Without including any images, set down the records below exactly.
<<<<
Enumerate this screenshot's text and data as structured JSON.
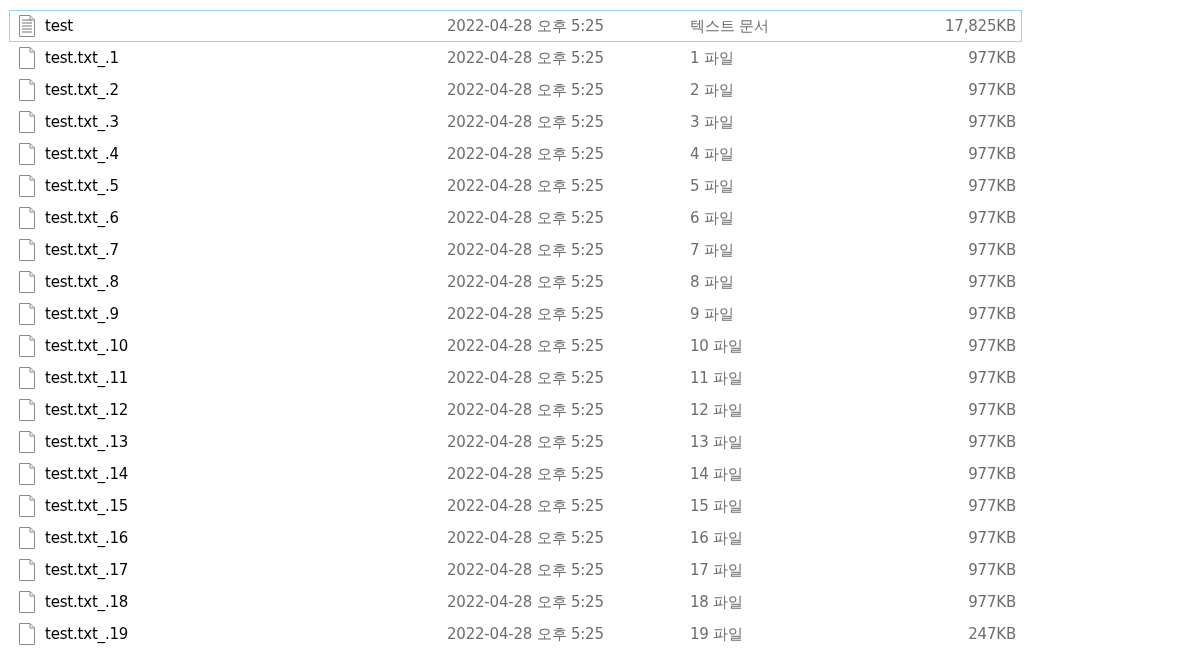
{
  "files": [
    {
      "name": "test",
      "date": "2022-04-28 오후 5:25",
      "type": "텍스트 문서",
      "size": "17,825KB",
      "kind": "text",
      "selected": true
    },
    {
      "name": "test.txt_.1",
      "date": "2022-04-28 오후 5:25",
      "type": "1 파일",
      "size": "977KB",
      "kind": "blank",
      "selected": false
    },
    {
      "name": "test.txt_.2",
      "date": "2022-04-28 오후 5:25",
      "type": "2 파일",
      "size": "977KB",
      "kind": "blank",
      "selected": false
    },
    {
      "name": "test.txt_.3",
      "date": "2022-04-28 오후 5:25",
      "type": "3 파일",
      "size": "977KB",
      "kind": "blank",
      "selected": false
    },
    {
      "name": "test.txt_.4",
      "date": "2022-04-28 오후 5:25",
      "type": "4 파일",
      "size": "977KB",
      "kind": "blank",
      "selected": false
    },
    {
      "name": "test.txt_.5",
      "date": "2022-04-28 오후 5:25",
      "type": "5 파일",
      "size": "977KB",
      "kind": "blank",
      "selected": false
    },
    {
      "name": "test.txt_.6",
      "date": "2022-04-28 오후 5:25",
      "type": "6 파일",
      "size": "977KB",
      "kind": "blank",
      "selected": false
    },
    {
      "name": "test.txt_.7",
      "date": "2022-04-28 오후 5:25",
      "type": "7 파일",
      "size": "977KB",
      "kind": "blank",
      "selected": false
    },
    {
      "name": "test.txt_.8",
      "date": "2022-04-28 오후 5:25",
      "type": "8 파일",
      "size": "977KB",
      "kind": "blank",
      "selected": false
    },
    {
      "name": "test.txt_.9",
      "date": "2022-04-28 오후 5:25",
      "type": "9 파일",
      "size": "977KB",
      "kind": "blank",
      "selected": false
    },
    {
      "name": "test.txt_.10",
      "date": "2022-04-28 오후 5:25",
      "type": "10 파일",
      "size": "977KB",
      "kind": "blank",
      "selected": false
    },
    {
      "name": "test.txt_.11",
      "date": "2022-04-28 오후 5:25",
      "type": "11 파일",
      "size": "977KB",
      "kind": "blank",
      "selected": false
    },
    {
      "name": "test.txt_.12",
      "date": "2022-04-28 오후 5:25",
      "type": "12 파일",
      "size": "977KB",
      "kind": "blank",
      "selected": false
    },
    {
      "name": "test.txt_.13",
      "date": "2022-04-28 오후 5:25",
      "type": "13 파일",
      "size": "977KB",
      "kind": "blank",
      "selected": false
    },
    {
      "name": "test.txt_.14",
      "date": "2022-04-28 오후 5:25",
      "type": "14 파일",
      "size": "977KB",
      "kind": "blank",
      "selected": false
    },
    {
      "name": "test.txt_.15",
      "date": "2022-04-28 오후 5:25",
      "type": "15 파일",
      "size": "977KB",
      "kind": "blank",
      "selected": false
    },
    {
      "name": "test.txt_.16",
      "date": "2022-04-28 오후 5:25",
      "type": "16 파일",
      "size": "977KB",
      "kind": "blank",
      "selected": false
    },
    {
      "name": "test.txt_.17",
      "date": "2022-04-28 오후 5:25",
      "type": "17 파일",
      "size": "977KB",
      "kind": "blank",
      "selected": false
    },
    {
      "name": "test.txt_.18",
      "date": "2022-04-28 오후 5:25",
      "type": "18 파일",
      "size": "977KB",
      "kind": "blank",
      "selected": false
    },
    {
      "name": "test.txt_.19",
      "date": "2022-04-28 오후 5:25",
      "type": "19 파일",
      "size": "247KB",
      "kind": "blank",
      "selected": false
    }
  ]
}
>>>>
Answer box ->
Enumerate this screenshot's text and data as structured JSON.
{
  "files": [
    {
      "name": "test",
      "date": "2022-04-28 오후 5:25",
      "type": "텍스트 문서",
      "size": "17,825KB",
      "kind": "text",
      "selected": true
    },
    {
      "name": "test.txt_.1",
      "date": "2022-04-28 오후 5:25",
      "type": "1 파일",
      "size": "977KB",
      "kind": "blank",
      "selected": false
    },
    {
      "name": "test.txt_.2",
      "date": "2022-04-28 오후 5:25",
      "type": "2 파일",
      "size": "977KB",
      "kind": "blank",
      "selected": false
    },
    {
      "name": "test.txt_.3",
      "date": "2022-04-28 오후 5:25",
      "type": "3 파일",
      "size": "977KB",
      "kind": "blank",
      "selected": false
    },
    {
      "name": "test.txt_.4",
      "date": "2022-04-28 오후 5:25",
      "type": "4 파일",
      "size": "977KB",
      "kind": "blank",
      "selected": false
    },
    {
      "name": "test.txt_.5",
      "date": "2022-04-28 오후 5:25",
      "type": "5 파일",
      "size": "977KB",
      "kind": "blank",
      "selected": false
    },
    {
      "name": "test.txt_.6",
      "date": "2022-04-28 오후 5:25",
      "type": "6 파일",
      "size": "977KB",
      "kind": "blank",
      "selected": false
    },
    {
      "name": "test.txt_.7",
      "date": "2022-04-28 오후 5:25",
      "type": "7 파일",
      "size": "977KB",
      "kind": "blank",
      "selected": false
    },
    {
      "name": "test.txt_.8",
      "date": "2022-04-28 오후 5:25",
      "type": "8 파일",
      "size": "977KB",
      "kind": "blank",
      "selected": false
    },
    {
      "name": "test.txt_.9",
      "date": "2022-04-28 오후 5:25",
      "type": "9 파일",
      "size": "977KB",
      "kind": "blank",
      "selected": false
    },
    {
      "name": "test.txt_.10",
      "date": "2022-04-28 오후 5:25",
      "type": "10 파일",
      "size": "977KB",
      "kind": "blank",
      "selected": false
    },
    {
      "name": "test.txt_.11",
      "date": "2022-04-28 오후 5:25",
      "type": "11 파일",
      "size": "977KB",
      "kind": "blank",
      "selected": false
    },
    {
      "name": "test.txt_.12",
      "date": "2022-04-28 오후 5:25",
      "type": "12 파일",
      "size": "977KB",
      "kind": "blank",
      "selected": false
    },
    {
      "name": "test.txt_.13",
      "date": "2022-04-28 오후 5:25",
      "type": "13 파일",
      "size": "977KB",
      "kind": "blank",
      "selected": false
    },
    {
      "name": "test.txt_.14",
      "date": "2022-04-28 오후 5:25",
      "type": "14 파일",
      "size": "977KB",
      "kind": "blank",
      "selected": false
    },
    {
      "name": "test.txt_.15",
      "date": "2022-04-28 오후 5:25",
      "type": "15 파일",
      "size": "977KB",
      "kind": "blank",
      "selected": false
    },
    {
      "name": "test.txt_.16",
      "date": "2022-04-28 오후 5:25",
      "type": "16 파일",
      "size": "977KB",
      "kind": "blank",
      "selected": false
    },
    {
      "name": "test.txt_.17",
      "date": "2022-04-28 오후 5:25",
      "type": "17 파일",
      "size": "977KB",
      "kind": "blank",
      "selected": false
    },
    {
      "name": "test.txt_.18",
      "date": "2022-04-28 오후 5:25",
      "type": "18 파일",
      "size": "977KB",
      "kind": "blank",
      "selected": false
    },
    {
      "name": "test.txt_.19",
      "date": "2022-04-28 오후 5:25",
      "type": "19 파일",
      "size": "247KB",
      "kind": "blank",
      "selected": false
    }
  ]
}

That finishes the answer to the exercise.